I've been rather open to what I consider for these listings. Heck, I gave the honor one year to a music video. So you might start to think that I may name certain TV miniseries 1990's best horror movie, but that's not IT.
Sadly, I can't give this distinction to Clive Barker's Nightbreed, either. It's well-known how that film was reduced from its potential greatest by low-budget effects and a studio cut that took most of the gristle out. (I here the Cabal Cut is much better.)
So 1990's best horror movie is... Misery.
And rightly so. Annie Wilkes -- and here is where I get up on my high horse -- is not just one of the greatest female characters ever written for print or screen, but one of the greatest characters EVER created. Calling Annie Wilkes a female Darth Vader is an injustice. I would accept, with some regret, Wilkes being called the Darth Vader of Horror because that at least puts the male and female characters on level ground. And while Vader may be more culturally iconic, Wilkes is much more complex.
You see, there's a reason Annie Wilkes is the star of this story and not Paul Sheldon: Annie represents much more than Paul does. Paul is an average, weak human being, wrought with addictions and regrets. Yes, even successful people fuck up. We'll not get into any one author's personal past demons, but we should all admit that we have some and sometimes they lock us up in a room and don't tell anyone else we are in there.

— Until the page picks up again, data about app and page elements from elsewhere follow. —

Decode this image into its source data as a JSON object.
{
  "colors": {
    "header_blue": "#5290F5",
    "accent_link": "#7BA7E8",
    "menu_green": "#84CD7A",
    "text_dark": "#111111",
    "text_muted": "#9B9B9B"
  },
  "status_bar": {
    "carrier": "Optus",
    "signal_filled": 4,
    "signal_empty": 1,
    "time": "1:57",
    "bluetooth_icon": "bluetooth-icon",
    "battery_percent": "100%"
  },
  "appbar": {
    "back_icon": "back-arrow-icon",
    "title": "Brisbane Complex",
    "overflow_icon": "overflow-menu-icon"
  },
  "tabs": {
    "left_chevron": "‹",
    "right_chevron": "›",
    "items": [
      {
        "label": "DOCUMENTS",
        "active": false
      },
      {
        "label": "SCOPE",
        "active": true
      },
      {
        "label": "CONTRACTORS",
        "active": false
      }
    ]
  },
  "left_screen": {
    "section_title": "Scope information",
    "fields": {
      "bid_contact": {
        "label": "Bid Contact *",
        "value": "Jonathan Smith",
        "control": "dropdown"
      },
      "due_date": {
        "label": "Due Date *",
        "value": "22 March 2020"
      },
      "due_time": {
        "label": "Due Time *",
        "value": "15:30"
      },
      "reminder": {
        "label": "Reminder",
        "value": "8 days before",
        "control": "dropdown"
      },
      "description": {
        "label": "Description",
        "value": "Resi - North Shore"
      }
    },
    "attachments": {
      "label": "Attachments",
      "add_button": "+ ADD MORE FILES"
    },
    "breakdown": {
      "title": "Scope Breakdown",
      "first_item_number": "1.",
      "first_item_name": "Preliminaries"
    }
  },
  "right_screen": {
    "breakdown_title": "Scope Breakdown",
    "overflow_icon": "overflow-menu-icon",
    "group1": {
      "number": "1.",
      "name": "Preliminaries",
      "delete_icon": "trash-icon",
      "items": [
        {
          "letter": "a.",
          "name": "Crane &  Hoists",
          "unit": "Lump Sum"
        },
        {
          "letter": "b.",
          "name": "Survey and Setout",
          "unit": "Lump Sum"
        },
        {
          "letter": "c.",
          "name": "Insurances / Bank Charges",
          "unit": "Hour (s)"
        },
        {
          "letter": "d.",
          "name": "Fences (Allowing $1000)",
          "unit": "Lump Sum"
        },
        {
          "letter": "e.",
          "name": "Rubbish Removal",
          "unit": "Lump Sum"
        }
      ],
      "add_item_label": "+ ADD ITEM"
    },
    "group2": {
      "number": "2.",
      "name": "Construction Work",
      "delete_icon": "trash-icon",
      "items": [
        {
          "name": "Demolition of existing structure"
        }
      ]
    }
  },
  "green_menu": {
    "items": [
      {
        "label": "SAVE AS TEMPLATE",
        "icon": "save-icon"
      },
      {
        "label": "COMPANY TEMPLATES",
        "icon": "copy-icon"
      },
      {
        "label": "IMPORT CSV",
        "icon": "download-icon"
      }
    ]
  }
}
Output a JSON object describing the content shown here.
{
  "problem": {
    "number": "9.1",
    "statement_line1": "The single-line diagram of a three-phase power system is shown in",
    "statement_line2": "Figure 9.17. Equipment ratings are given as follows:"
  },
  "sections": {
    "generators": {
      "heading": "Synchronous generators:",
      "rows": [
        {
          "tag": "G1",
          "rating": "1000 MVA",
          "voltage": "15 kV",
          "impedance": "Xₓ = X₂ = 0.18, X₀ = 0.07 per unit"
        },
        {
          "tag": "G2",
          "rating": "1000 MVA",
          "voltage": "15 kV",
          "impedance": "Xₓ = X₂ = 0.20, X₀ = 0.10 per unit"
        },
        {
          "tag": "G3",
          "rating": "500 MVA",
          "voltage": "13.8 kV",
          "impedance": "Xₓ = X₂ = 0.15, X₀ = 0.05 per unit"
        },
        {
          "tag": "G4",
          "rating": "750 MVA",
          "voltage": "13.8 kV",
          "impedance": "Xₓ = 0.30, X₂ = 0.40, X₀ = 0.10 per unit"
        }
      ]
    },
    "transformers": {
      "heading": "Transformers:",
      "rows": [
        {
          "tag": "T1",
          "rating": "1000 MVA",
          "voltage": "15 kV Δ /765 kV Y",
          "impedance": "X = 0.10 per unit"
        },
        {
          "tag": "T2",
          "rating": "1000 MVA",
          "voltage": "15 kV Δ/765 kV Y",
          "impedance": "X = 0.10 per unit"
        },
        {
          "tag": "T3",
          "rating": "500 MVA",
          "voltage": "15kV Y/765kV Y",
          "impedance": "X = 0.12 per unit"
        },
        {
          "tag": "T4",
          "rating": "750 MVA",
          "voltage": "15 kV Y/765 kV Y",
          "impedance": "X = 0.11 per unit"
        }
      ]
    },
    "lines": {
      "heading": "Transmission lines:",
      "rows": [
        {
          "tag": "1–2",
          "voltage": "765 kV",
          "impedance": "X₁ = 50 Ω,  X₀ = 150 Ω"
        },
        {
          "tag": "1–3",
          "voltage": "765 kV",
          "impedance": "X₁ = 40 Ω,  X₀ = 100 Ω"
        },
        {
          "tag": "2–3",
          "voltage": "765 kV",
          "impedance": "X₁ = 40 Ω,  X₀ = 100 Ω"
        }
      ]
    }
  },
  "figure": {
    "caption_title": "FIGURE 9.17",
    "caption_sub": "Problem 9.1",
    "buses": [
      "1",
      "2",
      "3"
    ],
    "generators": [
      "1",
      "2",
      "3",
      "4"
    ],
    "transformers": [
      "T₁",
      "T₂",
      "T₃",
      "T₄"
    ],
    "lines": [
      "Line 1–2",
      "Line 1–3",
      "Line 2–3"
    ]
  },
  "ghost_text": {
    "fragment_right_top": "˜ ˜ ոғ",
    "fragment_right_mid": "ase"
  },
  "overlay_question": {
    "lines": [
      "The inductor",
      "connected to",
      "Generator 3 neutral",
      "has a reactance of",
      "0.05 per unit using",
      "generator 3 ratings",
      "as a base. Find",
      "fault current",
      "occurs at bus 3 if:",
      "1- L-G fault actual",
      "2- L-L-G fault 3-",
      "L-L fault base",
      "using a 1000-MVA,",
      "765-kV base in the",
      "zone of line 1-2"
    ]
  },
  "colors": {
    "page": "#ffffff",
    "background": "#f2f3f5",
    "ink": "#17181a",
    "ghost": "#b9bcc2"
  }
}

Kathy Bates rocked this roll so much that she became the first Best Actress Oscar winner from a horror film (there had previously been one Best Actor win and one Best Supporting Actress win, but horror remains heavily unrecognized by the Academy). Bates captured the psychotic mood swings of Annie Wilkes and also brought an appropriate amount of sympathy to the character. Really, she just wants to help and to be loved. Unfortunately the love and help she can offer is such a sick and twisted kind that it leaves her alone and isolated in rural Colorado.
There are other minor characters and each does his or her job well enough. Lauren Bacall is still with us and still working, as is Frances Sternhagen, who also appeared in the adaptation of Stephen King's The Mist and his original miniseries The Golden Years. Richard Farnsworth passed away in 2000.
Director Rob Reiner had previously adapted King's novella "The Body" into the film Stand By Me. Barry Sonnenfeld, who later directed The Addams Family and Men in Black, served as director of photography for Misery and did a great job of showcasing the blizzards and the play of light and shadow inside Annie's house.
So there. We're into the 1990s with 19 years still to cover, which means I need to crank these out to catch up to this year and my 34th birthday.